“He is unquestionably a student of the law,” said Steven Emmert, a Virginia Beach lawyer and appellate court analyst. “He very much wants to get his decisions right, whereas other judges just want to get their decisions made.”

But as Emmert recently pointed out on his blog, Virginia Appellate News & Analysis, the process of replacing Agee runs the risk of becoming mired in a political stalemate over judicial appointments.

With Democrats in control of the Senate and Republicans holding a majority in the House, General Assembly legislators were unable to reach an agreement on how to fill at least two dozen judgeships by the end of this year’s regular session.

Agee’s departure from the high court comes when the legislature is out of session, which may leave the task of naming his replacement to Gov. Tim Kaine.
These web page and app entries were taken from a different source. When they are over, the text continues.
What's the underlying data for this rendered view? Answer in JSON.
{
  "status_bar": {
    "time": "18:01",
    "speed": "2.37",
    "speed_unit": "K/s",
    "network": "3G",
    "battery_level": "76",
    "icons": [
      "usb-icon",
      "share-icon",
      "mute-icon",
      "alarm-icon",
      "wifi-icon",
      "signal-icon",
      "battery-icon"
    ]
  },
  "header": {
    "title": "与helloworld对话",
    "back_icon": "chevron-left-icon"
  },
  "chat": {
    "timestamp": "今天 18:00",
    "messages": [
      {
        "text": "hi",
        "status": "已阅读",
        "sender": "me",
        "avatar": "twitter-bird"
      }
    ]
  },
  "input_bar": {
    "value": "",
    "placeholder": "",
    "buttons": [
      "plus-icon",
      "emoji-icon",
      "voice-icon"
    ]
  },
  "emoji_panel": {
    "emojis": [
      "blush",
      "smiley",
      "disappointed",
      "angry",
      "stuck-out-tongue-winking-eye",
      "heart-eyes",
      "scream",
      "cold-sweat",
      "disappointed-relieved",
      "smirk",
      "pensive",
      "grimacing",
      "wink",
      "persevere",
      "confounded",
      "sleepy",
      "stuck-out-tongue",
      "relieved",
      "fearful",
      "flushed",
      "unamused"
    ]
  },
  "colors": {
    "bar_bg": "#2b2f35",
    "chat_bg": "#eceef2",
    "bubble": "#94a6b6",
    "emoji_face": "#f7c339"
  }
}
Such an appointment would have to be confirmed by the General Assembly at its next session.

Because “the judicial election climate has been anything but peaceful,” as Emmert put it, some potential candidates for the Supreme Court vacancy might be unwilling to give up their current jobs for a position that could be temporary.

“What capable member of the bar would give up his successful practice? What sitting judge would give up her established seat (remember, you can’t be a judge in two courts at the same time) for a short-term appointment?” Emmert wrote.

“If I’m right about that, then the General Assembly has shrunk the available pool of candidates to preposterously small proportions,” he wrote on his blog. “And you know who will pay the price for that.”

Kaine spokesman Gordon Hickey confirmed that the governor has asked that endorsements for the position be forwarded to his office by mid-June. But that doesn’t mean Kaine will necessarily make an appointment, he said.

“The ball really is in the General Assembly’s court,” Hickey said, raising the possibility that the legislature could make the appointment when it meets in special session later this month to take up transportation issues.

Until then, Hickey said, the governor is keeping his options open.

Hickey declined to say how many names have been submitted to Kaine for consideration, or who they might be.

The Roanoke Bar Association will meet Tuesday to consider endorsing a candidate. Other recommendations will be made by statewide groups such as the Virginia State Bar and the Virginia Women Attorneys Association.

If Weckstein were to be elevated to the Supreme Court, the Roanoke Valley would keep two positions on the seven-member body. Agee, who is expected to take his job on the Richmond-based federal appellate court sometime this summer, is from Salem. Justice Lawrence Koontz is also from Salem.

Prior to taking the bench in 1987, Weckstein was a private lawyer in Roanoke. In addition to presiding over a number of high-profile cases, he has served as chairman of the judicial education committee of the Judicial Conference of Virginia and as a member of the Virginia State Bar’s standing committee on professionalism.

He is a recipient of University of Virginia School of Law’s William J. Brennan Jr. Award.

Weckstein, who has the longest tenure of the six circuit court judges who preside in the Roanoke Valley’s 23rd Judicial Circuit, was appointed at a time when Democrats controlled the General Assembly.

But because judges are prohibited by law from making campaign contributions or being politically active, Weckstein “has been above and removed from politics” for the past 20 years, Roanoke lawyer Ray Ferris said.

Ferris said he thinks Weckstein’s legal track record will carry more weight with lawmakers than any long-past political affiliations that might be linked to him.

“He’s got the sharpest legal mind of anyone I’ve known in recent modern history,” Ferris said. “He enjoys research, he enjoys writing, and when he examines an issue, you can pretty well bet he’s on the money when he forms an opinion.”